WHAT IS NEEDED :: The response has to reproduce all entries exactly while excluding their pictures.

TASK INPUT ::
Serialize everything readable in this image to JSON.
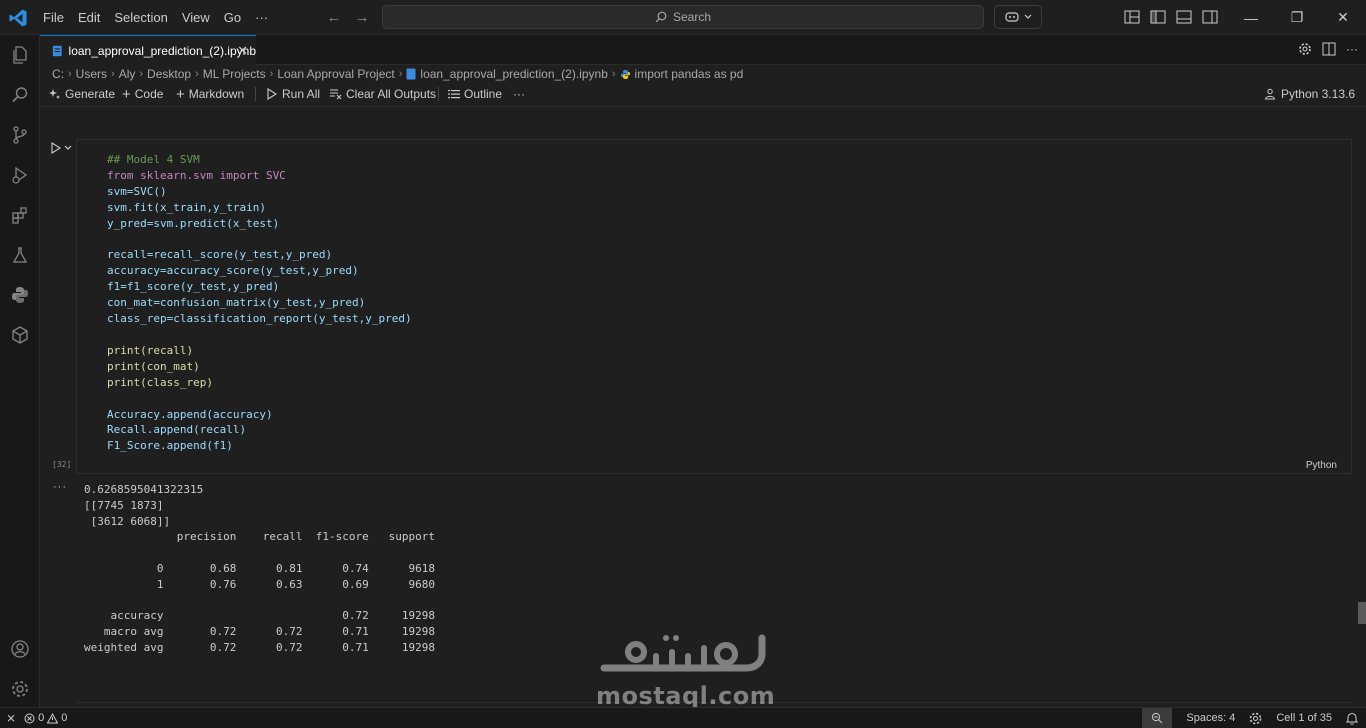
{
  "menu": [
    "File",
    "Edit",
    "Selection",
    "View",
    "Go",
    "···"
  ],
  "search": {
    "placeholder": "Search"
  },
  "tab": {
    "title": "loan_approval_prediction_(2).ipynb"
  },
  "breadcrumb": [
    "C:",
    "Users",
    "Aly",
    "Desktop",
    "ML Projects",
    "Loan Approval Project",
    "loan_approval_prediction_(2).ipynb",
    "import pandas as pd"
  ],
  "toolbar": {
    "generate": "Generate",
    "code": "Code",
    "markdown": "Markdown",
    "run_all": "Run All",
    "clear_outputs": "Clear All Outputs",
    "outline": "Outline",
    "more": "···",
    "kernel": "Python 3.13.6"
  },
  "cell": {
    "execution_count": "[32]",
    "language": "Python",
    "code_lines": [
      "## Model 4 SVM",
      "from sklearn.svm import SVC",
      "svm=SVC()",
      "svm.fit(x_train,y_train)",
      "y_pred=svm.predict(x_test)",
      "",
      "recall=recall_score(y_test,y_pred)",
      "accuracy=accuracy_score(y_test,y_pred)",
      "f1=f1_score(y_test,y_pred)",
      "con_mat=confusion_matrix(y_test,y_pred)",
      "class_rep=classification_report(y_test,y_pred)",
      "",
      "print(recall)",
      "print(con_mat)",
      "print(class_rep)",
      "",
      "Accuracy.append(accuracy)",
      "Recall.append(recall)",
      "F1_Score.append(f1)"
    ]
  },
  "output": {
    "lines": [
      "0.6268595041322315",
      "[[7745 1873]",
      " [3612 6068]]",
      "              precision    recall  f1-score   support",
      "",
      "           0       0.68      0.81      0.74      9618",
      "           1       0.76      0.63      0.69      9680",
      "",
      "    accuracy                           0.72     19298",
      "   macro avg       0.72      0.72      0.71     19298",
      "weighted avg       0.72      0.72      0.71     19298"
    ]
  },
  "statusbar": {
    "errors": "0",
    "warnings": "0",
    "spaces": "Spaces: 4",
    "cell_position": "Cell 1 of 35"
  },
  "watermark": {
    "text": "mostaql.com",
    "arabic": "مستقل"
  },
  "colors": {
    "accent": "#0078d4",
    "background": "#1f1f1f",
    "sidebar": "#181818"
  }
}
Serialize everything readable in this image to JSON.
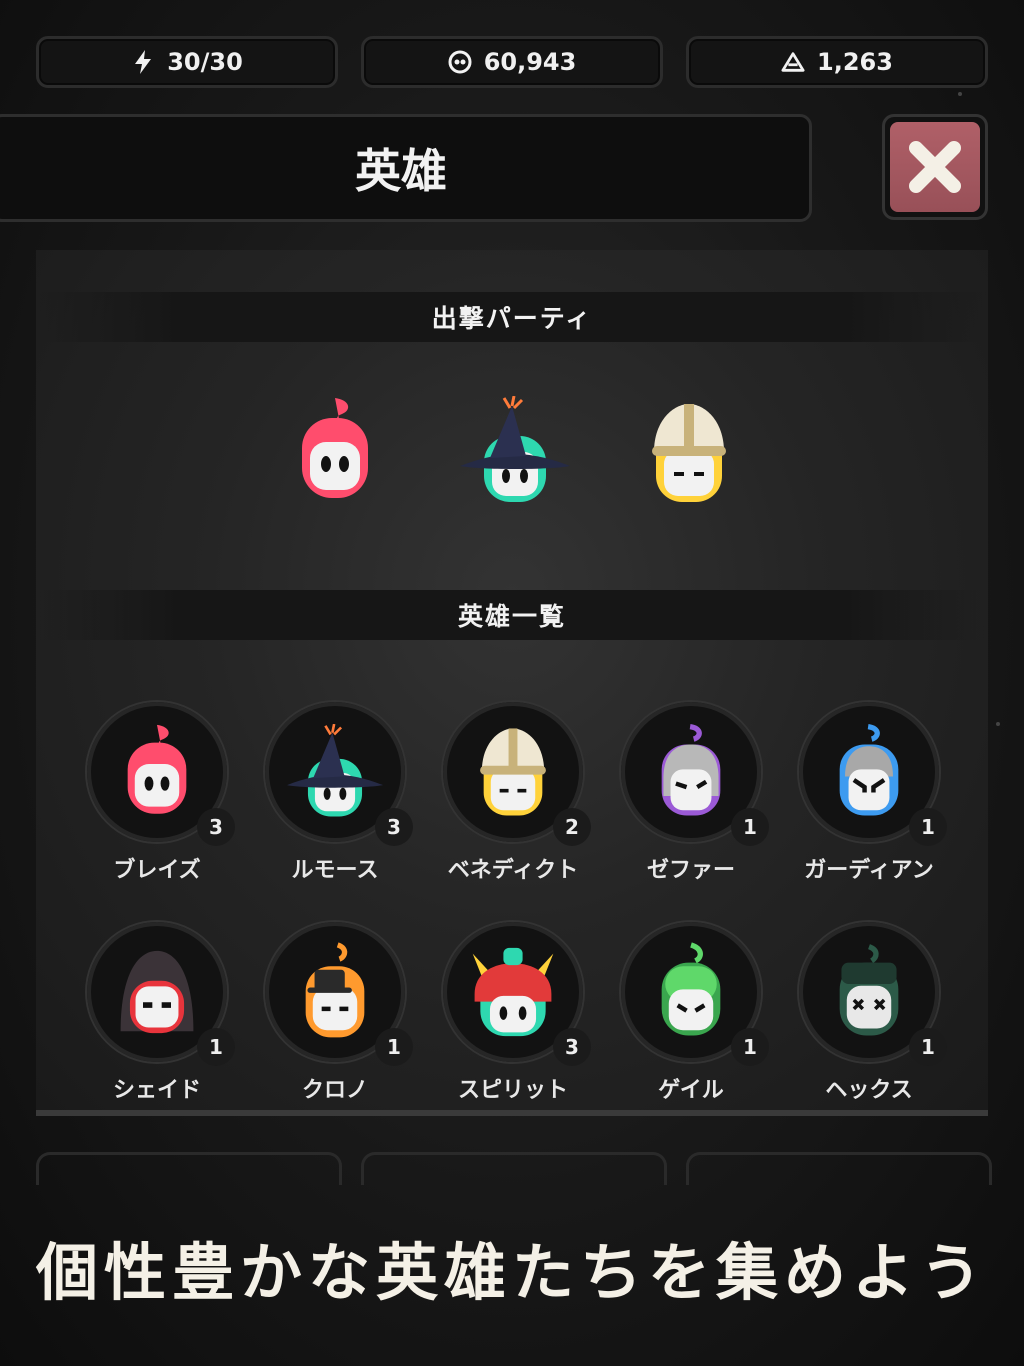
{
  "resources": {
    "energy": {
      "icon": "lightning-icon",
      "value": "30/30"
    },
    "coins": {
      "icon": "coin-icon",
      "value": "60,943"
    },
    "gems": {
      "icon": "triangle-gem-icon",
      "value": "1,263"
    }
  },
  "header": {
    "title": "英雄",
    "close_icon": "close-icon"
  },
  "party": {
    "heading": "出撃パーティ",
    "members": [
      {
        "hero": "ブレイズ",
        "color": "#ff4d6d"
      },
      {
        "hero": "ルモース",
        "color": "#2ed8b0"
      },
      {
        "hero": "ベネディクト",
        "color": "#ffd23a"
      }
    ]
  },
  "hero_list": {
    "heading": "英雄一覧",
    "heroes": [
      {
        "name": "ブレイズ",
        "level": "3",
        "color": "#ff4d6d"
      },
      {
        "name": "ルモース",
        "level": "3",
        "color": "#2ed8b0"
      },
      {
        "name": "ベネディクト",
        "level": "2",
        "color": "#ffd23a"
      },
      {
        "name": "ゼファー",
        "level": "1",
        "color": "#9b5ad6"
      },
      {
        "name": "ガーディアン",
        "level": "1",
        "color": "#3d9bf0"
      },
      {
        "name": "シェイド",
        "level": "1",
        "color": "#e8343c"
      },
      {
        "name": "クロノ",
        "level": "1",
        "color": "#ff9a2e"
      },
      {
        "name": "スピリット",
        "level": "3",
        "color": "#2ed8b0"
      },
      {
        "name": "ゲイル",
        "level": "1",
        "color": "#5fd86a"
      },
      {
        "name": "ヘックス",
        "level": "1",
        "color": "#2c5a48"
      }
    ]
  },
  "caption": "個性豊かな英雄たちを集めよう"
}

ANSWER TO THIS PROBLEM ::
Serialize everything readable in this image to JSON.
{
  "menu": [
    "File",
    "Edit",
    "Selection",
    "View",
    "Go",
    "···"
  ],
  "search": {
    "placeholder": "Search"
  },
  "tab": {
    "title": "loan_approval_prediction_(2).ipynb"
  },
  "breadcrumb": [
    "C:",
    "Users",
    "Aly",
    "Desktop",
    "ML Projects",
    "Loan Approval Project",
    "loan_approval_prediction_(2).ipynb",
    "import pandas as pd"
  ],
  "toolbar": {
    "generate": "Generate",
    "code": "Code",
    "markdown": "Markdown",
    "run_all": "Run All",
    "clear_outputs": "Clear All Outputs",
    "outline": "Outline",
    "more": "···",
    "kernel": "Python 3.13.6"
  },
  "cell": {
    "execution_count": "[32]",
    "language": "Python",
    "code_lines": [
      "## Model 4 SVM",
      "from sklearn.svm import SVC",
      "svm=SVC()",
      "svm.fit(x_train,y_train)",
      "y_pred=svm.predict(x_test)",
      "",
      "recall=recall_score(y_test,y_pred)",
      "accuracy=accuracy_score(y_test,y_pred)",
      "f1=f1_score(y_test,y_pred)",
      "con_mat=confusion_matrix(y_test,y_pred)",
      "class_rep=classification_report(y_test,y_pred)",
      "",
      "print(recall)",
      "print(con_mat)",
      "print(class_rep)",
      "",
      "Accuracy.append(accuracy)",
      "Recall.append(recall)",
      "F1_Score.append(f1)"
    ]
  },
  "output": {
    "lines": [
      "0.6268595041322315",
      "[[7745 1873]",
      " [3612 6068]]",
      "              precision    recall  f1-score   support",
      "",
      "           0       0.68      0.81      0.74      9618",
      "           1       0.76      0.63      0.69      9680",
      "",
      "    accuracy                           0.72     19298",
      "   macro avg       0.72      0.72      0.71     19298",
      "weighted avg       0.72      0.72      0.71     19298"
    ]
  },
  "statusbar": {
    "errors": "0",
    "warnings": "0",
    "spaces": "Spaces: 4",
    "cell_position": "Cell 1 of 35"
  },
  "watermark": {
    "text": "mostaql.com",
    "arabic": "مستقل"
  },
  "colors": {
    "accent": "#0078d4",
    "background": "#1f1f1f",
    "sidebar": "#181818"
  }
}
Serialize everything readable in this image to JSON.
{
  "resources": {
    "energy": {
      "icon": "lightning-icon",
      "value": "30/30"
    },
    "coins": {
      "icon": "coin-icon",
      "value": "60,943"
    },
    "gems": {
      "icon": "triangle-gem-icon",
      "value": "1,263"
    }
  },
  "header": {
    "title": "英雄",
    "close_icon": "close-icon"
  },
  "party": {
    "heading": "出撃パーティ",
    "members": [
      {
        "hero": "ブレイズ",
        "color": "#ff4d6d"
      },
      {
        "hero": "ルモース",
        "color": "#2ed8b0"
      },
      {
        "hero": "ベネディクト",
        "color": "#ffd23a"
      }
    ]
  },
  "hero_list": {
    "heading": "英雄一覧",
    "heroes": [
      {
        "name": "ブレイズ",
        "level": "3",
        "color": "#ff4d6d"
      },
      {
        "name": "ルモース",
        "level": "3",
        "color": "#2ed8b0"
      },
      {
        "name": "ベネディクト",
        "level": "2",
        "color": "#ffd23a"
      },
      {
        "name": "ゼファー",
        "level": "1",
        "color": "#9b5ad6"
      },
      {
        "name": "ガーディアン",
        "level": "1",
        "color": "#3d9bf0"
      },
      {
        "name": "シェイド",
        "level": "1",
        "color": "#e8343c"
      },
      {
        "name": "クロノ",
        "level": "1",
        "color": "#ff9a2e"
      },
      {
        "name": "スピリット",
        "level": "3",
        "color": "#2ed8b0"
      },
      {
        "name": "ゲイル",
        "level": "1",
        "color": "#5fd86a"
      },
      {
        "name": "ヘックス",
        "level": "1",
        "color": "#2c5a48"
      }
    ]
  },
  "caption": "個性豊かな英雄たちを集めよう"
}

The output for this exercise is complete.